Credit for Other Dependents
The new tax law created a new nonrefundable credit in the amount of $500 for each qualifying dependent who isn’t a qualifying child for whom the refundable credit is allowed.
For tax years beginning after December 31, 2017, and before January 1, 2026, there is a new nonrefundable $500 credit for each qualifying dependent who isn’t a qualifying child for whom the refundable credit is allowed (qualifying relatives and qualifying children who don’t meet the new requirement for a Social Security number valid for employment, which is applicable to the refundable credit). The dependent must be a citizen, national, or resident of the United States.
The amount of the credit isn’t annually adjusted for inflation. This credit begins to phase out for taxpayers with adjusted gross income more than $400,000 (in the case of married taxpayers filing a joint tax return) and more than $200,000 (for all other taxpayers).
How will this affect me?
During 2018, Lisa lived with her mother, a U.S. citizen, for the entire year in Lisa’s home. Because her mother’s only source of income is Social Security benefits, Lisa provides well over 50 percent of her mother’s support. Lisa’s mother qualifies as her dependent, and Lisa can claim the full $500 nonrefundable credit for her mother if her income is no more than $200,000.

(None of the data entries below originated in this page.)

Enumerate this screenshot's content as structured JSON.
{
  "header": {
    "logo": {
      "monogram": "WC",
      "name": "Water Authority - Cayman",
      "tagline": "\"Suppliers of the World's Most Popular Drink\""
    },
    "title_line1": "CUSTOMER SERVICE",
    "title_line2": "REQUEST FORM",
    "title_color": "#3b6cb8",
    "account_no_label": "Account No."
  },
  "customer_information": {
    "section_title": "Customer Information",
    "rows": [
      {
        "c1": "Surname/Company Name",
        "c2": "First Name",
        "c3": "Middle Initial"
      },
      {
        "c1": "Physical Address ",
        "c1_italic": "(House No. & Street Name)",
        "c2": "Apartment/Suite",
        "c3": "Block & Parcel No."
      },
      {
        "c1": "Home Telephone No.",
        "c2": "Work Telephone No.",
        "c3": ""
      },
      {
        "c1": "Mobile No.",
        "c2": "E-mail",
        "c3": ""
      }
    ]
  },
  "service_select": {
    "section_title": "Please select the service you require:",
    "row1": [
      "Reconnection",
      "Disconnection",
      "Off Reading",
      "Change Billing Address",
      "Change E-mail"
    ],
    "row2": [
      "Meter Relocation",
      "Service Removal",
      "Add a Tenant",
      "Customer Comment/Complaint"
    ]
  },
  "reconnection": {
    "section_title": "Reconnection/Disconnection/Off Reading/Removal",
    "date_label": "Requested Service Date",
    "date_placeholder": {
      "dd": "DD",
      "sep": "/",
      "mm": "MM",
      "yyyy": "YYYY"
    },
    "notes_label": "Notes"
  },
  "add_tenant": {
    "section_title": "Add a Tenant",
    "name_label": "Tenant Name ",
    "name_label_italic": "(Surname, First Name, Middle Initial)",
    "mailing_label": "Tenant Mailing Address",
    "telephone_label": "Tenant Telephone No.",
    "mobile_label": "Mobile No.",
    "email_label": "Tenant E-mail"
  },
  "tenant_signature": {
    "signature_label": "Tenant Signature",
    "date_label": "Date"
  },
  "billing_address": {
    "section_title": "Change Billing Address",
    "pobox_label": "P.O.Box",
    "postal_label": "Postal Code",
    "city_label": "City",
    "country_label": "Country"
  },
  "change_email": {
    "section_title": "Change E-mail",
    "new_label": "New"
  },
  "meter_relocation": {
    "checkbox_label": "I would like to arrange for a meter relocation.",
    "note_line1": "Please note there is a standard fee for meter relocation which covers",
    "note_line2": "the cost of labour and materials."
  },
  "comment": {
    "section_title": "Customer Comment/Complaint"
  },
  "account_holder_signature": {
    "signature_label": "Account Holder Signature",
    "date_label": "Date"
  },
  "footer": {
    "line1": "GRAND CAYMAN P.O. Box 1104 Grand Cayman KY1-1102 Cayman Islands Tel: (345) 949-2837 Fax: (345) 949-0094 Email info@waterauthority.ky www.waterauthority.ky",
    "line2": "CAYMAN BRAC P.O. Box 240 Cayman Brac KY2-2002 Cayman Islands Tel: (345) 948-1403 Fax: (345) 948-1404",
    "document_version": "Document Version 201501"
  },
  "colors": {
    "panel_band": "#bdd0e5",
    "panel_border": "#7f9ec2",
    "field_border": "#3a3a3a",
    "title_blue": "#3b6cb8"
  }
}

Same as above, but Lisa’s mother doesn’t qualify as her dependent, because Lisa provides less than half of her mother’s support. Lisa can’t claim the $500 credit for her mother.